→ **Problem requirements**: Your answer should consist of each line from the data below that contains "icon".

(Stored entries)
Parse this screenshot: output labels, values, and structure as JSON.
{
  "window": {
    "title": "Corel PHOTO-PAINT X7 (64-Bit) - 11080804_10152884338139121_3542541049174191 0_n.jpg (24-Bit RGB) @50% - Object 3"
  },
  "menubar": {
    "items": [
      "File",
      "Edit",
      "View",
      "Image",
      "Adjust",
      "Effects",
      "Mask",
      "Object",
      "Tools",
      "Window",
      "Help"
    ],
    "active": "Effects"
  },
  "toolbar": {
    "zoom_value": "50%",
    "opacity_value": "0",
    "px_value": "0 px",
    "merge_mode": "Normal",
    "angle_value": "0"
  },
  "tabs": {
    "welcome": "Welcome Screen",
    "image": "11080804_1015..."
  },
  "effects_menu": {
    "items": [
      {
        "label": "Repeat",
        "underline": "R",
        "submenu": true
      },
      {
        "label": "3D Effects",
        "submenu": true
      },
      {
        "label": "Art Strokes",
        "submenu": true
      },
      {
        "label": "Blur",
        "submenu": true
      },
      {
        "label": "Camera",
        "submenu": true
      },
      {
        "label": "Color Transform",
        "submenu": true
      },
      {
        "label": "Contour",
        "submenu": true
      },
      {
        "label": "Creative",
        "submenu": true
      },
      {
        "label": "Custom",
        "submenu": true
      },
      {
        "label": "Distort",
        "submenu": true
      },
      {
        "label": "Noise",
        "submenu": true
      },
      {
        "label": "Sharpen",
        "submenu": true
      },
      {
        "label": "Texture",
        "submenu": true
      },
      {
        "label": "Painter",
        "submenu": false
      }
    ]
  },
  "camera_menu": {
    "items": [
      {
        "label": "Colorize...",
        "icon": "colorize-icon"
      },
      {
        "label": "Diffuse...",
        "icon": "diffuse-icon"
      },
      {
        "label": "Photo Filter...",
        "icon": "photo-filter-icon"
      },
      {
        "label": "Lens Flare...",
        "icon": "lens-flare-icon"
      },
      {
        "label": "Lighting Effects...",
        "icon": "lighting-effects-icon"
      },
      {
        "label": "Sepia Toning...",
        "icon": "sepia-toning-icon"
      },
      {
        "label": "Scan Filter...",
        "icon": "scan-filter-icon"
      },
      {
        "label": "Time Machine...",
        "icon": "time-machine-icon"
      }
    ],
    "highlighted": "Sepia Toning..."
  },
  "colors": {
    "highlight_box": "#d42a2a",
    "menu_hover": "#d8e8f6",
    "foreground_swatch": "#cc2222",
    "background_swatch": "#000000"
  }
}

→ **Finished exercise**:
        "icon": "colorize-icon"
        "icon": "diffuse-icon"
        "icon": "photo-filter-icon"
        "icon": "lens-flare-icon"
        "icon": "lighting-effects-icon"
        "icon": "sepia-toning-icon"
        "icon": "scan-filter-icon"
        "icon": "time-machine-icon"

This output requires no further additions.